> [PROVIDED MATERIAL]

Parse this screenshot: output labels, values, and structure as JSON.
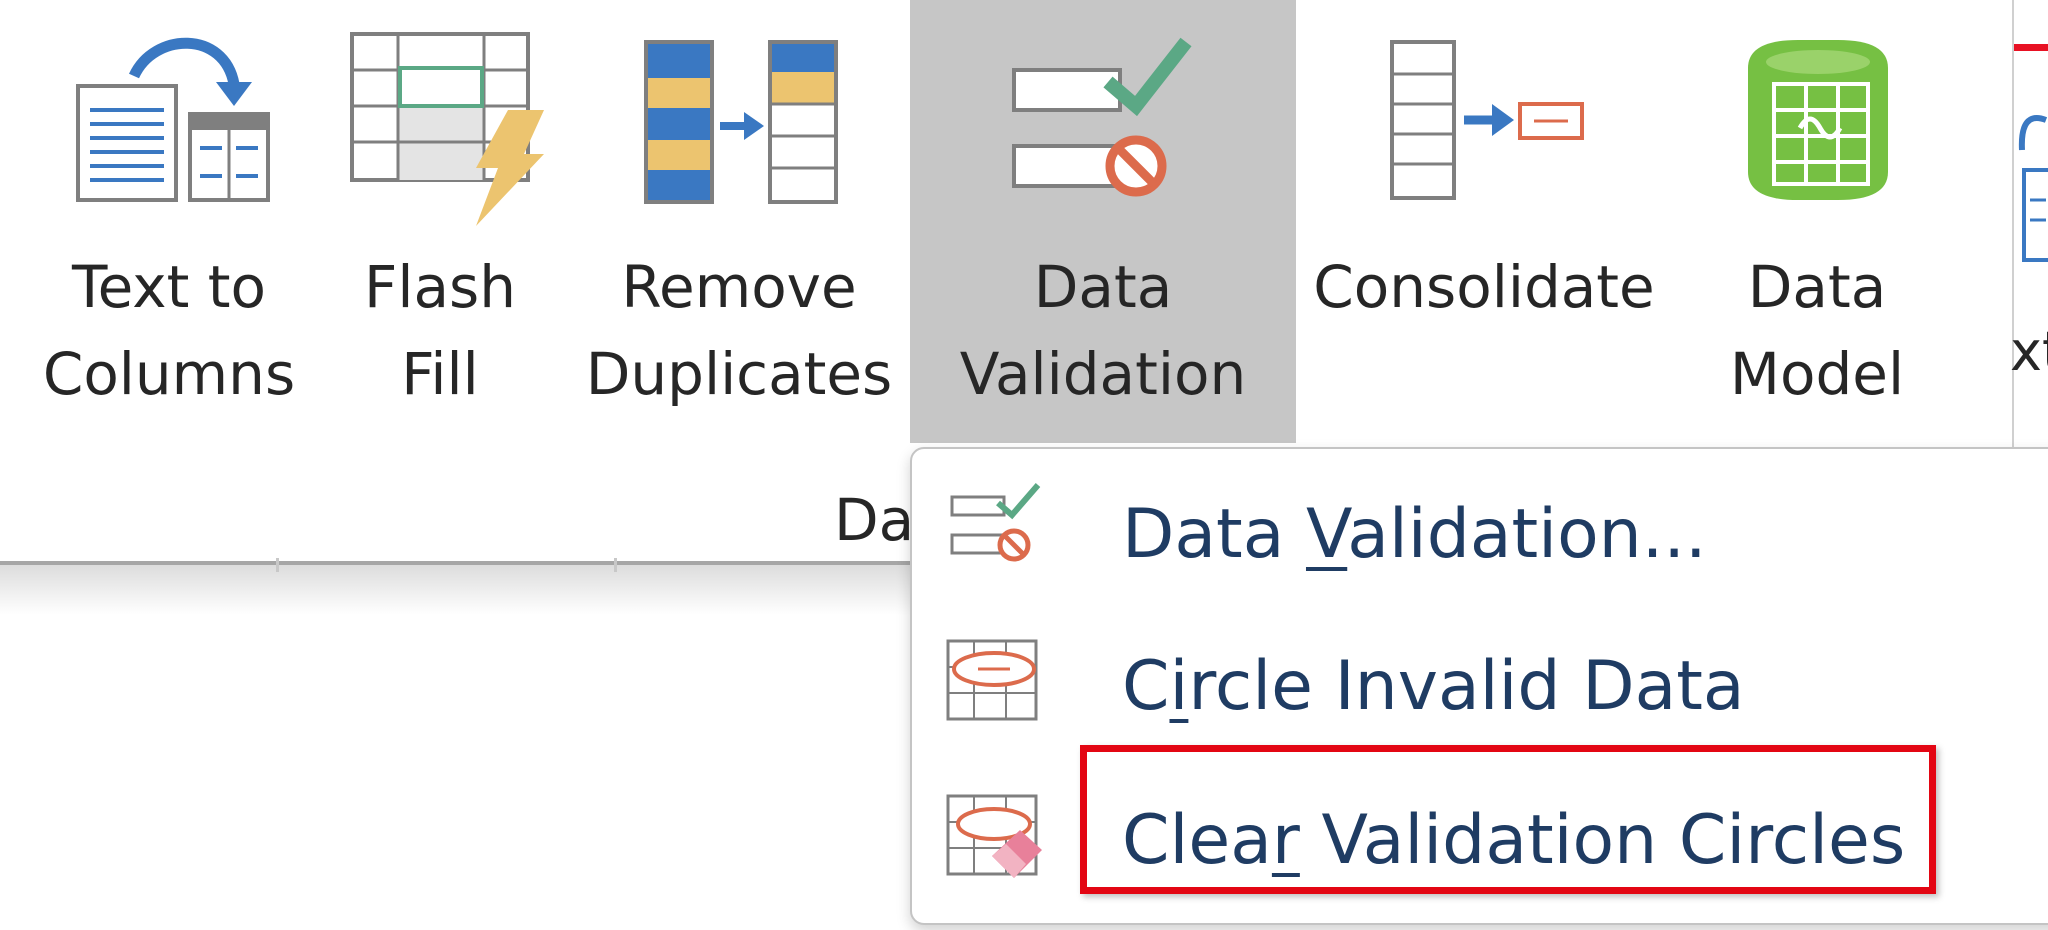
{
  "ribbon": {
    "buttons": [
      {
        "line1": "Text to",
        "line2": "Columns"
      },
      {
        "line1": "Flash",
        "line2": "Fill"
      },
      {
        "line1": "Remove",
        "line2": "Duplicates"
      },
      {
        "line1": "Data",
        "line2": "Validation",
        "has_dropdown": true,
        "active": true
      },
      {
        "line1": "Consolidate",
        "line2": ""
      },
      {
        "line1": "Data",
        "line2": "Model",
        "has_dropdown": true
      }
    ],
    "group_label_visible": "Da",
    "edge_text_visible": "xt"
  },
  "menu": {
    "items": [
      {
        "pre": "Data ",
        "key": "V",
        "post": "alidation..."
      },
      {
        "pre": "C",
        "key": "i",
        "post": "rcle Invalid Data"
      },
      {
        "pre": "Clea",
        "key": "r",
        "post": " Validation Circles",
        "highlighted": true
      }
    ]
  },
  "colors": {
    "active_button_bg": "#c6c6c6",
    "menu_text": "#1f3c63",
    "highlight_border": "#e30613",
    "icon_blue": "#3a78c2",
    "icon_gold": "#ecc46f",
    "icon_green": "#5ba885",
    "icon_red": "#dc6b4c",
    "icon_model_green": "#76c043"
  },
  "icons": [
    "text-to-columns-icon",
    "flash-fill-icon",
    "remove-duplicates-icon",
    "data-validation-icon",
    "consolidate-icon",
    "data-model-icon",
    "circle-invalid-icon",
    "clear-circles-icon"
  ]
}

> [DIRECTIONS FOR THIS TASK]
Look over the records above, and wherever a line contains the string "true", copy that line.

> [WRITTEN REPLY]
        "has_dropdown": true,
        "active": true
        "has_dropdown": true
        "highlighted": true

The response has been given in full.